“As a central idea, Accelerated Warfare describes both the operating environment and a description of ‘how we respond’,” according to the statement [which is available on the Army website]. “Accelerated Warfare provides the start-state for how we think, equip, train, educate, organise and prepare for war. This is a critical step in becoming future ready.”
Army is looking to develop its thinking around geopolitics, threat, technology and domains and how they in turn respond to the challenges in each of these spaces.
“Put together, the geopolitical context, changing threat, disruptive technologies and domain integration means that we must prepare for an accelerating environment. Future warfare, in certain parts, will be fought at the speed of machines, with success belonging to the side who can adapt the fastest.
“As we discuss ‘how we respond’, we will also think about our organisational elements. Our people must be leaders and integrators who contribute to multi-disciplinary teams, enabling us to thrive in uncertainty, adapt to change and generate solutions. We must leverage emerging technology as a potential source of advantage, integrating new technologies within the joint force.
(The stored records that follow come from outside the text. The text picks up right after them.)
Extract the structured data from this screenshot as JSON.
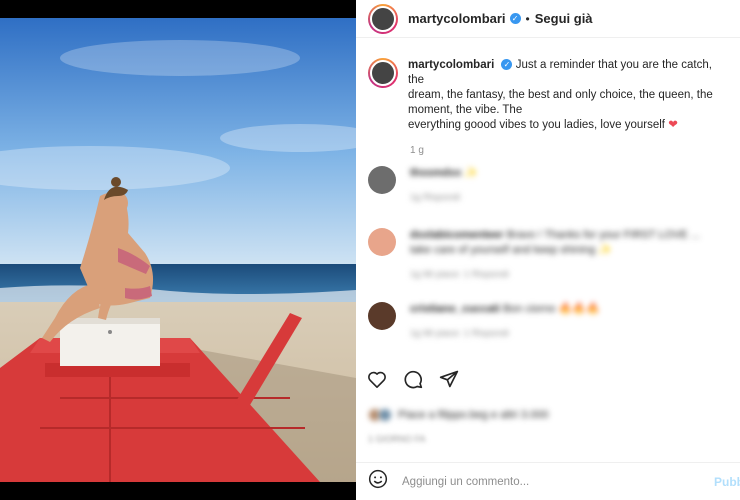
{
  "post": {
    "username": "martycolombari",
    "verified_mark": "✓",
    "separator": "•",
    "follow_label": "Segui già"
  },
  "caption": {
    "username": "martycolombari",
    "text_line1": "Just a reminder that you are the catch, the",
    "text_line2": "dream, the fantasy, the best and only choice, the queen, the",
    "text_line3": "moment, the vibe. The",
    "text_line4": "everything goood vibes to you ladies, love yourself",
    "heart": "❤",
    "time": "1 g"
  },
  "comments": [
    {
      "user": "thssmdxx",
      "text": "✨",
      "meta": "1g   Rispondi",
      "avatar_color": "#6d6d6d"
    },
    {
      "user": "dxxlabicomenteer",
      "text": "Bravo ! Thanks for your FIRST LOVE ... take care of yourself and keep shining ✨",
      "meta": "1g   Mi piace: 1   Rispondi",
      "avatar_color": "#e8a58b"
    },
    {
      "user": "cristiano_cuccati",
      "text": "Bon ciorno 🔥🔥🔥",
      "meta": "1g   Mi piace: 1   Rispondi",
      "avatar_color": "#5a3a2a"
    }
  ],
  "actions": {
    "like_icon": "heart-outline",
    "comment_icon": "comment-bubble",
    "share_icon": "paper-plane"
  },
  "likes": {
    "text": "Piace a filippo.beg e altri 3.000"
  },
  "date": {
    "text": "1 GIORNO FA"
  },
  "add_comment": {
    "emoji_icon": "smile",
    "placeholder": "Aggiungi un commento...",
    "publish_label": "Pubblica"
  }
}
Partnerships through teaming with our international military partners, industry and academia will be of paramount importance to unlock potential and strengthen relationships for mutual benefit,” the statement outlined.
These are all excellent strategic frameworks to work within but the immortal words of former secretary of the Defence department Arthur Tange spring to mind – “strategy without money is no strategy at all.” Minister for Defence Industry Christopher Pyne has been persistent in his $200 billion across the decade talking point for the better part of two years now. The Integrated Investment Plan is still as rubbery as the day it came out, and my 2.5 year-long campaign for the IIP website continues.
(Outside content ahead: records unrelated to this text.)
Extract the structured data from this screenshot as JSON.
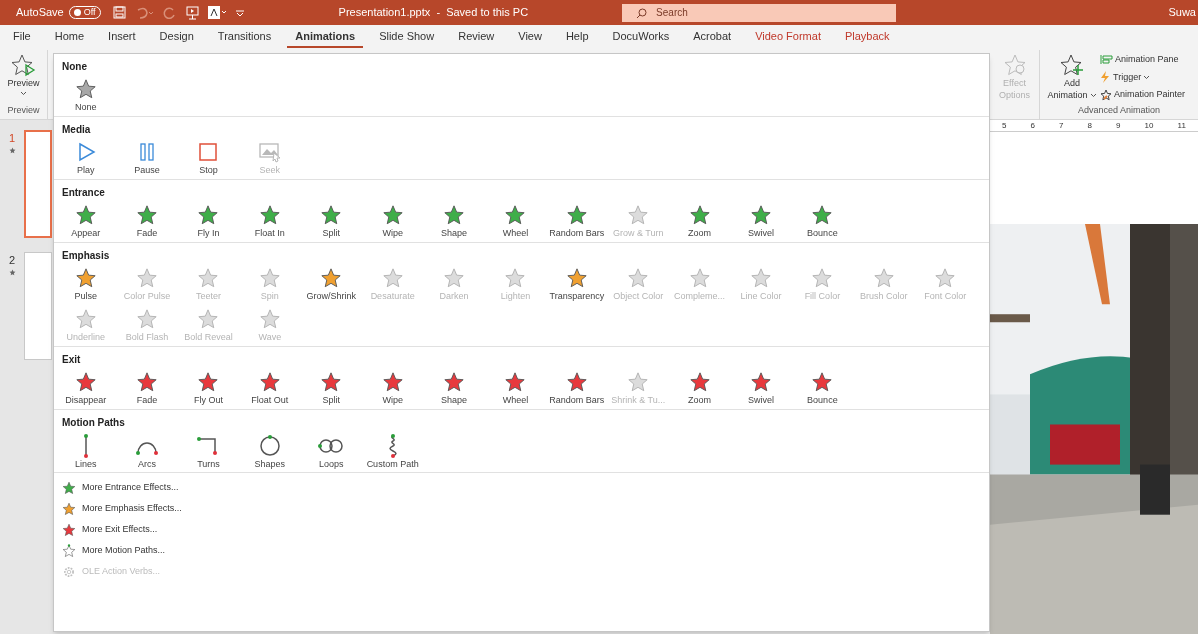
{
  "title_bar": {
    "autosave_label": "AutoSave",
    "autosave_state": "Off",
    "autosave_on": false,
    "document_title": "Presentation1.pptx  -  Saved to this PC",
    "search": {
      "placeholder": "Search"
    },
    "user": "Suwa"
  },
  "tabs": [
    {
      "label": "File",
      "kind": "normal",
      "selected": false
    },
    {
      "label": "Home",
      "kind": "normal",
      "selected": false
    },
    {
      "label": "Insert",
      "kind": "normal",
      "selected": false
    },
    {
      "label": "Design",
      "kind": "normal",
      "selected": false
    },
    {
      "label": "Transitions",
      "kind": "normal",
      "selected": false
    },
    {
      "label": "Animations",
      "kind": "normal",
      "selected": true
    },
    {
      "label": "Slide Show",
      "kind": "normal",
      "selected": false
    },
    {
      "label": "Review",
      "kind": "normal",
      "selected": false
    },
    {
      "label": "View",
      "kind": "normal",
      "selected": false
    },
    {
      "label": "Help",
      "kind": "normal",
      "selected": false
    },
    {
      "label": "DocuWorks",
      "kind": "normal",
      "selected": false
    },
    {
      "label": "Acrobat",
      "kind": "normal",
      "selected": false
    },
    {
      "label": "Video Format",
      "kind": "contextual",
      "selected": false
    },
    {
      "label": "Playback",
      "kind": "contextual",
      "selected": false
    }
  ],
  "ribbon": {
    "preview_button": "Preview",
    "preview_group": "Preview",
    "effect_options": [
      "Effect",
      "Options"
    ],
    "effect_options_disabled": true,
    "add_animation": [
      "Add",
      "Animation"
    ],
    "animation_pane": "Animation Pane",
    "trigger": "Trigger",
    "animation_painter": "Animation Painter",
    "advanced_group": "Advanced Animation"
  },
  "ruler": [
    "5",
    "6",
    "7",
    "8",
    "9",
    "10",
    "11"
  ],
  "slides": [
    {
      "number": "1",
      "selected": true
    },
    {
      "number": "2",
      "selected": false
    }
  ],
  "gallery": {
    "sections": [
      {
        "title": "None",
        "kind": "none",
        "items": [
          {
            "label": "None",
            "kind": "star",
            "disabled": false
          }
        ]
      },
      {
        "title": "Media",
        "kind": "media",
        "items": [
          {
            "label": "Play",
            "kind": "play",
            "disabled": false
          },
          {
            "label": "Pause",
            "kind": "pause",
            "disabled": false
          },
          {
            "label": "Stop",
            "kind": "stop",
            "disabled": false
          },
          {
            "label": "Seek",
            "kind": "seek",
            "disabled": true
          }
        ]
      },
      {
        "title": "Entrance",
        "kind": "entrance",
        "items": [
          {
            "label": "Appear",
            "kind": "star",
            "disabled": false
          },
          {
            "label": "Fade",
            "kind": "star",
            "disabled": false
          },
          {
            "label": "Fly In",
            "kind": "star",
            "disabled": false
          },
          {
            "label": "Float In",
            "kind": "star",
            "disabled": false
          },
          {
            "label": "Split",
            "kind": "star",
            "disabled": false
          },
          {
            "label": "Wipe",
            "kind": "star",
            "disabled": false
          },
          {
            "label": "Shape",
            "kind": "star",
            "disabled": false
          },
          {
            "label": "Wheel",
            "kind": "star",
            "disabled": false
          },
          {
            "label": "Random Bars",
            "kind": "star",
            "disabled": false
          },
          {
            "label": "Grow & Turn",
            "kind": "star",
            "disabled": true
          },
          {
            "label": "Zoom",
            "kind": "star",
            "disabled": false
          },
          {
            "label": "Swivel",
            "kind": "star",
            "disabled": false
          },
          {
            "label": "Bounce",
            "kind": "star",
            "disabled": false
          }
        ]
      },
      {
        "title": "Emphasis",
        "kind": "emphasis",
        "items": [
          {
            "label": "Pulse",
            "kind": "star",
            "disabled": false
          },
          {
            "label": "Color Pulse",
            "kind": "star",
            "disabled": true
          },
          {
            "label": "Teeter",
            "kind": "star",
            "disabled": true
          },
          {
            "label": "Spin",
            "kind": "star",
            "disabled": true
          },
          {
            "label": "Grow/Shrink",
            "kind": "star",
            "disabled": false
          },
          {
            "label": "Desaturate",
            "kind": "star",
            "disabled": true
          },
          {
            "label": "Darken",
            "kind": "star",
            "disabled": true
          },
          {
            "label": "Lighten",
            "kind": "star",
            "disabled": true
          },
          {
            "label": "Transparency",
            "kind": "star",
            "disabled": false
          },
          {
            "label": "Object Color",
            "kind": "star",
            "disabled": true
          },
          {
            "label": "Compleme...",
            "kind": "star",
            "disabled": true
          },
          {
            "label": "Line Color",
            "kind": "star",
            "disabled": true
          },
          {
            "label": "Fill Color",
            "kind": "star",
            "disabled": true
          },
          {
            "label": "Brush Color",
            "kind": "star",
            "disabled": true
          },
          {
            "label": "Font Color",
            "kind": "star",
            "disabled": true
          },
          {
            "label": "Underline",
            "kind": "star",
            "disabled": true
          },
          {
            "label": "Bold Flash",
            "kind": "star",
            "disabled": true
          },
          {
            "label": "Bold Reveal",
            "kind": "star",
            "disabled": true
          },
          {
            "label": "Wave",
            "kind": "star",
            "disabled": true
          }
        ]
      },
      {
        "title": "Exit",
        "kind": "exit",
        "items": [
          {
            "label": "Disappear",
            "kind": "star",
            "disabled": false
          },
          {
            "label": "Fade",
            "kind": "star",
            "disabled": false
          },
          {
            "label": "Fly Out",
            "kind": "star",
            "disabled": false
          },
          {
            "label": "Float Out",
            "kind": "star",
            "disabled": false
          },
          {
            "label": "Split",
            "kind": "star",
            "disabled": false
          },
          {
            "label": "Wipe",
            "kind": "star",
            "disabled": false
          },
          {
            "label": "Shape",
            "kind": "star",
            "disabled": false
          },
          {
            "label": "Wheel",
            "kind": "star",
            "disabled": false
          },
          {
            "label": "Random Bars",
            "kind": "star",
            "disabled": false
          },
          {
            "label": "Shrink & Tu...",
            "kind": "star",
            "disabled": true
          },
          {
            "label": "Zoom",
            "kind": "star",
            "disabled": false
          },
          {
            "label": "Swivel",
            "kind": "star",
            "disabled": false
          },
          {
            "label": "Bounce",
            "kind": "star",
            "disabled": false
          }
        ]
      },
      {
        "title": "Motion Paths",
        "kind": "motion",
        "items": [
          {
            "label": "Lines",
            "kind": "lines",
            "disabled": false
          },
          {
            "label": "Arcs",
            "kind": "arcs",
            "disabled": false
          },
          {
            "label": "Turns",
            "kind": "turns",
            "disabled": false
          },
          {
            "label": "Shapes",
            "kind": "shapes",
            "disabled": false
          },
          {
            "label": "Loops",
            "kind": "loops",
            "disabled": false
          },
          {
            "label": "Custom Path",
            "kind": "custom",
            "disabled": false
          }
        ]
      }
    ],
    "more": [
      {
        "label": "More Entrance Effects...",
        "kind": "entrance",
        "disabled": false
      },
      {
        "label": "More Emphasis Effects...",
        "kind": "emphasis",
        "disabled": false
      },
      {
        "label": "More Exit Effects...",
        "kind": "exit",
        "disabled": false
      },
      {
        "label": "More Motion Paths...",
        "kind": "motion",
        "disabled": false
      },
      {
        "label": "OLE Action Verbs...",
        "kind": "ole",
        "disabled": true
      }
    ]
  }
}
The ability to deliver the wish list of capabilities outlined in that document rest upon the nine Fundamental Inputs to Capability (FICs), of which industry is one. I would argue that despite being formally recognised as a FIC, there is still much work to be done to build the relationship between Defence and Industry when it comes to planning and communicating what is happening in the Defence capability space.
A letter from Army Aviation to industry released last month underscored this.
“Neither Army nor CASG will accept ad hoc industry meetings outside these key published Battlefield Aviation Program events. Defence may request meetings to obtain information to meet a specific need,” the letter stated.
I commented on this letter at the time of its release, questioning the rationale behind such thinking. It doesn’t sound like a partnership model that supports an accelerated way of doing anything does it? But both letter authors assure me this was the complete opposite of their intent. They wanted to minimise pointless meetings and focus on deeper engagement.
Defence is not the best at communicating what it is doing or thinking. The instinct to hide behind a process is still strong within the organisation. For example, the fact that Air 6500, the partner program to Land 19 Phase 7B, will be delayed by 18 months at least is common knowledge for many but there has been no formal acknowledgement of the delay. The relatively new Major Service Provider (MSP) Arrangement has managed not only to irritate the winners, but SMEs and people within defence as well who are unsure if they should use the MSP arrangement or Defence Support Services (DSS) panel. MSP is not getting the throughput of work intended and has created more headaches than it solved in trying to consolidate the contractor workforce and create a better value for money proposition for Defence.
Accelerated warfare is a concept that will need to be underpinned by acceleration by not just Army but by the whole Defence community. I’m not sure we’re set up to do that.
This article first appeared in the September 2018 edition of ADM.